**Activity:**
In the listing below, look for "with" and copy every line that has it.

Entries shown Block Start

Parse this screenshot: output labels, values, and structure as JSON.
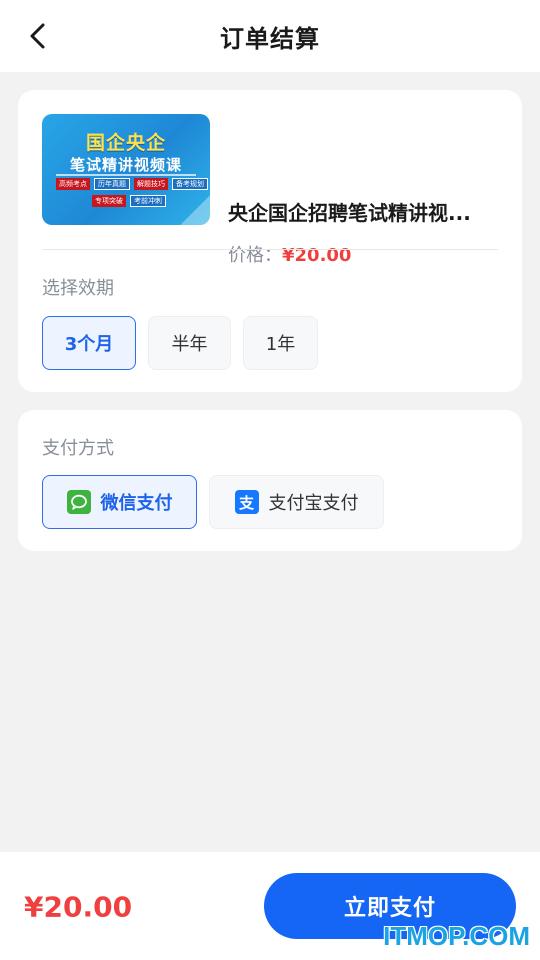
{
  "header": {
    "title": "订单结算",
    "back_icon": "chevron-left-icon"
  },
  "product": {
    "thumbnail": {
      "title": "国企央企",
      "subtitle": "笔试精讲视频课",
      "tags_row1": [
        "高频考点",
        "历年真题",
        "解题技巧",
        "备考规划"
      ],
      "tags_row2": [
        "专项突破",
        "考前冲刺"
      ],
      "colors": {
        "bg": "#1f88d6",
        "title": "#ffe14d",
        "tag": "#c7161d"
      }
    },
    "name": "央企国企招聘笔试精讲视...",
    "price_label": "价格：",
    "price": "¥20.00"
  },
  "validity": {
    "label": "选择效期",
    "options": [
      {
        "label": "3个月",
        "selected": true
      },
      {
        "label": "半年",
        "selected": false
      },
      {
        "label": "1年",
        "selected": false
      }
    ]
  },
  "payment": {
    "label": "支付方式",
    "options": [
      {
        "label": "微信支付",
        "icon": "wechat-icon",
        "selected": true
      },
      {
        "label": "支付宝支付",
        "icon": "alipay-icon",
        "icon_text": "支",
        "selected": false
      }
    ]
  },
  "footer": {
    "total": "¥20.00",
    "pay_button": "立即支付"
  },
  "watermark": "ITMOP.COM",
  "colors": {
    "accent": "#1566f5",
    "price": "#ef4040",
    "background": "#f2f2f2"
  }
}
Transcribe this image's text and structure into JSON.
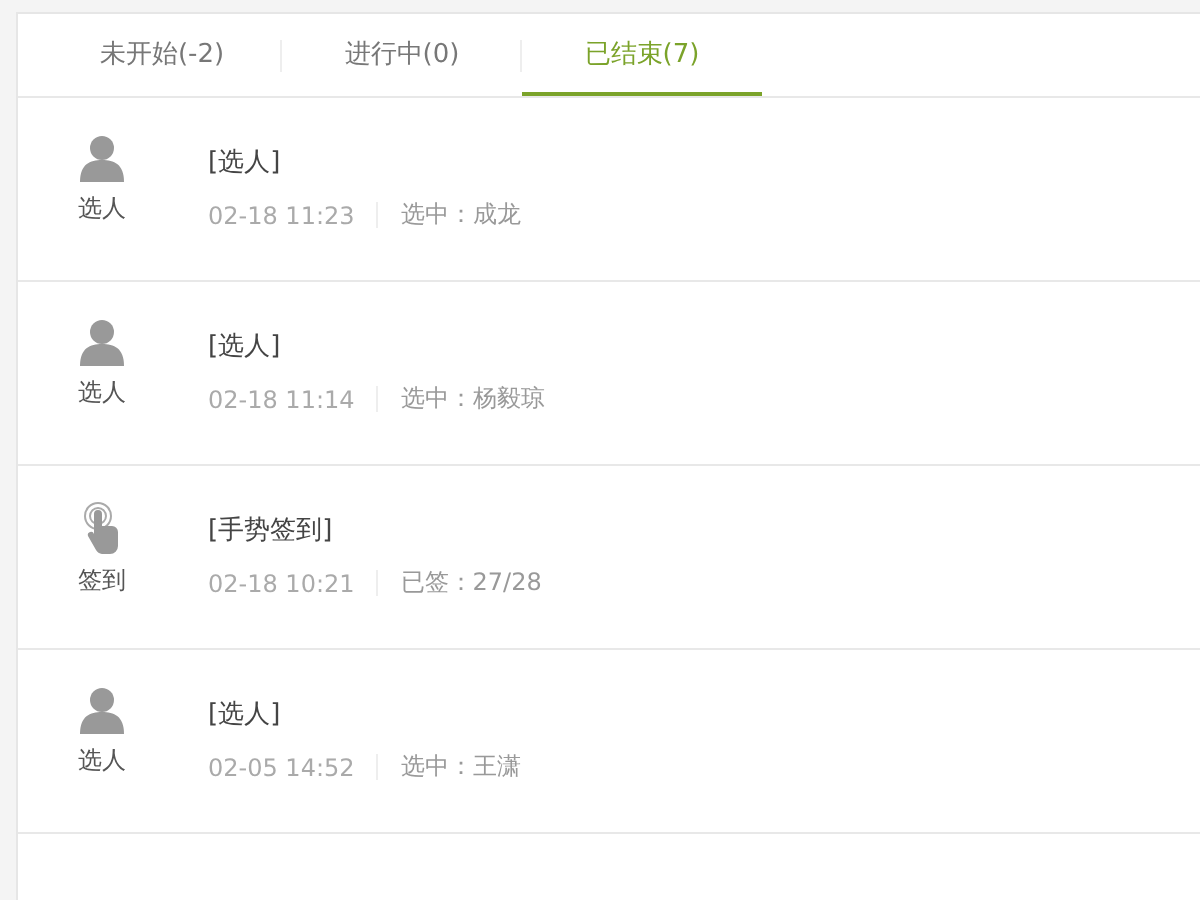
{
  "tabs": [
    {
      "label": "未开始(-2)",
      "selected": false
    },
    {
      "label": "进行中(0)",
      "selected": false
    },
    {
      "label": "已结束(7)",
      "selected": true
    }
  ],
  "activities": [
    {
      "kind": "pick",
      "type_label": "选人",
      "title": "[选人]",
      "time": "02-18 11:23",
      "result": "选中：成龙"
    },
    {
      "kind": "pick",
      "type_label": "选人",
      "title": "[选人]",
      "time": "02-18 11:14",
      "result": "选中：杨毅琼"
    },
    {
      "kind": "gesture",
      "type_label": "签到",
      "title": "[手势签到]",
      "time": "02-18 10:21",
      "result": "已签：27/28"
    },
    {
      "kind": "pick",
      "type_label": "选人",
      "title": "[选人]",
      "time": "02-05 14:52",
      "result": "选中：王潇"
    }
  ]
}
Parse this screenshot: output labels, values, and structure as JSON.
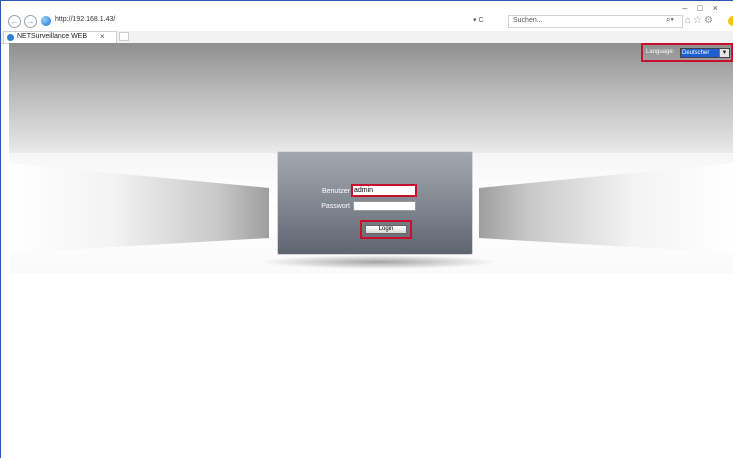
{
  "browser": {
    "url": "http://192.168.1.43/",
    "address_controls": "▾ C",
    "search_placeholder": "Suchen...",
    "tab_title": "NETSurveillance WEB",
    "tab_close": "×",
    "window_controls": "–□×"
  },
  "page": {
    "language": {
      "label": "Language:",
      "selected": "Deutscher"
    },
    "login": {
      "username_label": "Benutzer",
      "username_value": "admin",
      "password_label": "Passwort",
      "password_value": "",
      "login_button": "Login"
    }
  },
  "colors": {
    "highlight": "#c8102e",
    "panel_top": "#a3a8b0",
    "panel_bottom": "#5f656e",
    "select_accent": "#1e5fcf"
  }
}
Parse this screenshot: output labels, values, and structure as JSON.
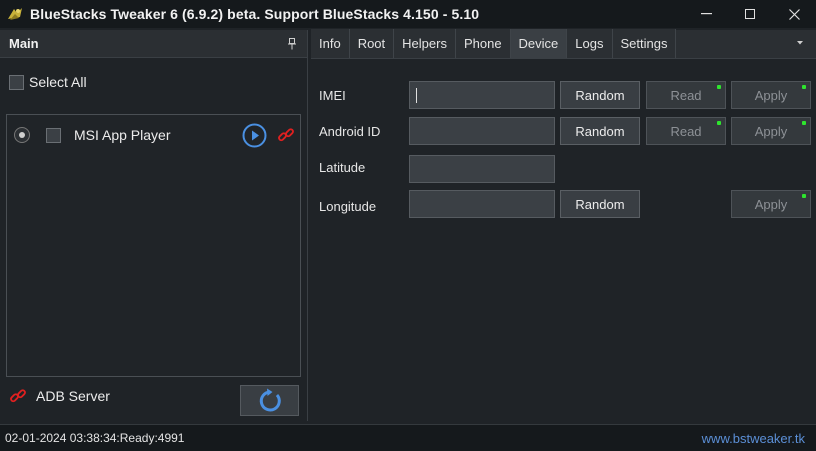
{
  "window": {
    "title": "BlueStacks Tweaker 6 (6.9.2) beta. Support BlueStacks 4.150 - 5.10",
    "minimize_label": "—",
    "maximize_label": "☐",
    "close_label": "✕"
  },
  "left": {
    "header": "Main",
    "select_all": "Select All",
    "players": [
      {
        "name": "MSI App Player",
        "selected": true,
        "checked": false
      }
    ],
    "adb_label": "ADB Server"
  },
  "tabs": [
    {
      "label": "Info",
      "active": false
    },
    {
      "label": "Root",
      "active": false
    },
    {
      "label": "Helpers",
      "active": false
    },
    {
      "label": "Phone",
      "active": false
    },
    {
      "label": "Device",
      "active": true
    },
    {
      "label": "Logs",
      "active": false
    },
    {
      "label": "Settings",
      "active": false
    }
  ],
  "device": {
    "imei": {
      "label": "IMEI",
      "value": "",
      "random": "Random",
      "read": "Read",
      "apply": "Apply"
    },
    "android_id": {
      "label": "Android ID",
      "value": "",
      "random": "Random",
      "read": "Read",
      "apply": "Apply"
    },
    "latitude": {
      "label": "Latitude",
      "value": ""
    },
    "longitude": {
      "label": "Longitude",
      "value": "",
      "random": "Random",
      "apply": "Apply"
    }
  },
  "status": {
    "text": "02-01-2024 03:38:34:Ready:4991",
    "link": "www.bstweaker.tk"
  },
  "colors": {
    "accent_blue": "#4a90e2",
    "link_red": "#e02020",
    "indicator_green": "#2ee52e"
  }
}
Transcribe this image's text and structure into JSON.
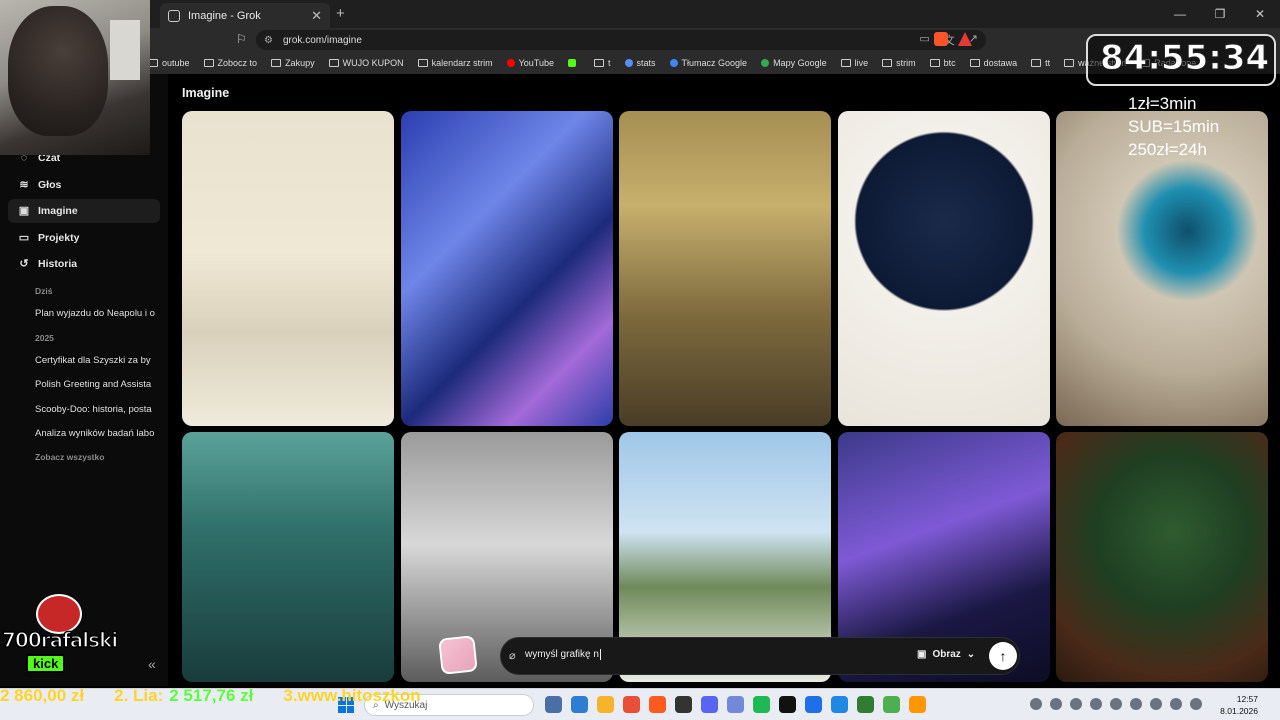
{
  "browser": {
    "tab_title": "Imagine - Grok",
    "url": "grok.com/imagine",
    "bookmarks": [
      "outube",
      "Zobocz to",
      "Zakupy",
      "WUJO KUPON",
      "kalendarz strim",
      "YouTube",
      "",
      "t",
      "stats",
      "Tłumacz Google",
      "Mapy Google",
      "live",
      "strim",
      "btc",
      "dostawa",
      "tt",
      "ważne strim",
      "Radar opa"
    ]
  },
  "sidebar": {
    "nav": [
      {
        "label": "Czat",
        "icon": "chat-icon",
        "glyph": "◌"
      },
      {
        "label": "Głos",
        "icon": "voice-icon",
        "glyph": "≋"
      },
      {
        "label": "Imagine",
        "icon": "image-icon",
        "glyph": "▣"
      },
      {
        "label": "Projekty",
        "icon": "folder-icon",
        "glyph": "▭"
      },
      {
        "label": "Historia",
        "icon": "history-icon",
        "glyph": "↺"
      }
    ],
    "history": {
      "today_label": "Dziś",
      "today": [
        "Plan wyjazdu do Neapolu i o"
      ],
      "year_label": "2025",
      "items": [
        "Certyfikat dla Szyszki za by",
        "Polish Greeting and Assista",
        "Scooby-Doo: historia, posta",
        "Analiza wyników badań labo"
      ],
      "see_all": "Zobacz wszystko"
    }
  },
  "main": {
    "title": "Imagine",
    "images": [
      "winter-sledding-illustration",
      "glass-creature-abstract",
      "man-in-leather-jacket-room",
      "woman-with-flowing-hair",
      "man-at-portal-window",
      "underwater-woman-with-flowers",
      "two-women-vintage-photo",
      "man-running-in-dandelion-field",
      "anime-girl-with-bubbles",
      "cat-in-christmas-gift"
    ]
  },
  "composer": {
    "input_value": "wymyśl grafikę n",
    "mode_label": "Obraz"
  },
  "overlay": {
    "timer": "84:55:34",
    "rate1": "1zł=3min",
    "rate2": "SUB=15min",
    "rate3": "250zł=24h",
    "kick_name": "700rafalski",
    "kick_tag": "kick",
    "ticker1": "2 860,00 zł",
    "ticker2_label": "2. Lia:",
    "ticker2_value": "2 517,76 zł",
    "ticker3": "3.www.hitoszkon"
  },
  "taskbar": {
    "search_placeholder": "Wyszukaj",
    "time": "12:57",
    "date": "8.01.2026"
  },
  "colors": {
    "accent": "#ffffff",
    "kick_green": "#53fc18",
    "ticker_yellow": "#ffd42a",
    "ticker_green": "#5cff3b"
  }
}
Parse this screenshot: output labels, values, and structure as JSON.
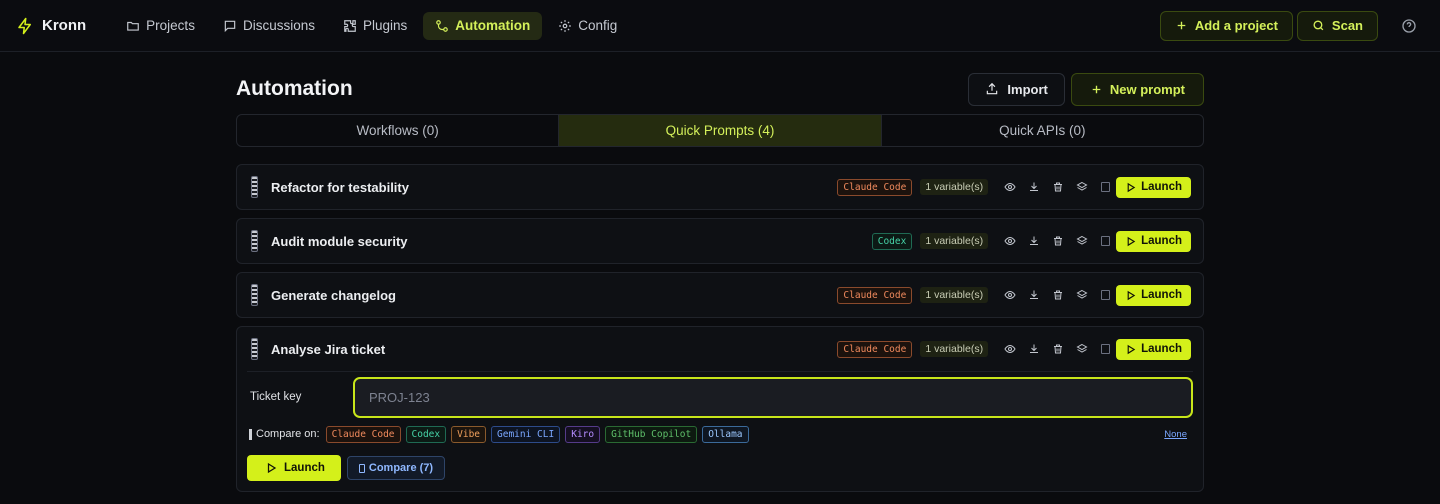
{
  "app": {
    "name": "Kronn",
    "colors": {
      "accent": "#d4f01a",
      "background": "#0a0b0e"
    }
  },
  "nav": {
    "items": [
      {
        "label": "Projects",
        "icon": "folder-icon"
      },
      {
        "label": "Discussions",
        "icon": "chat-icon"
      },
      {
        "label": "Plugins",
        "icon": "puzzle-icon"
      },
      {
        "label": "Automation",
        "icon": "workflow-icon",
        "active": true
      },
      {
        "label": "Config",
        "icon": "gear-icon"
      }
    ]
  },
  "topbar": {
    "add_project": "Add a project",
    "scan": "Scan"
  },
  "page": {
    "title": "Automation",
    "import_label": "Import",
    "new_prompt_label": "New prompt"
  },
  "tabs": [
    {
      "label": "Workflows (0)"
    },
    {
      "label": "Quick Prompts (4)",
      "active": true
    },
    {
      "label": "Quick APIs (0)"
    }
  ],
  "prompts": [
    {
      "title": "Refactor for testability",
      "agent": "Claude Code",
      "variables": "1 variable(s)",
      "launch": "Launch"
    },
    {
      "title": "Audit module security",
      "agent": "Codex",
      "variables": "1 variable(s)",
      "launch": "Launch"
    },
    {
      "title": "Generate changelog",
      "agent": "Claude Code",
      "variables": "1 variable(s)",
      "launch": "Launch"
    },
    {
      "title": "Analyse Jira ticket",
      "agent": "Claude Code",
      "variables": "1 variable(s)",
      "launch": "Launch"
    }
  ],
  "expanded": {
    "variable_label": "Ticket key",
    "variable_value": "",
    "variable_placeholder": "PROJ-123",
    "compare_label": "Compare on:",
    "agents": [
      "Claude Code",
      "Codex",
      "Vibe",
      "Gemini CLI",
      "Kiro",
      "GitHub Copilot",
      "Ollama"
    ],
    "none_label": "None",
    "launch_label": "Launch",
    "compare_button": "Compare (7)"
  }
}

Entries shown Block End

**Answer for the task:**
      "woman-with-flowing-hair",
      "underwater-woman-with-flowers",
      "anime-girl-with-bubbles",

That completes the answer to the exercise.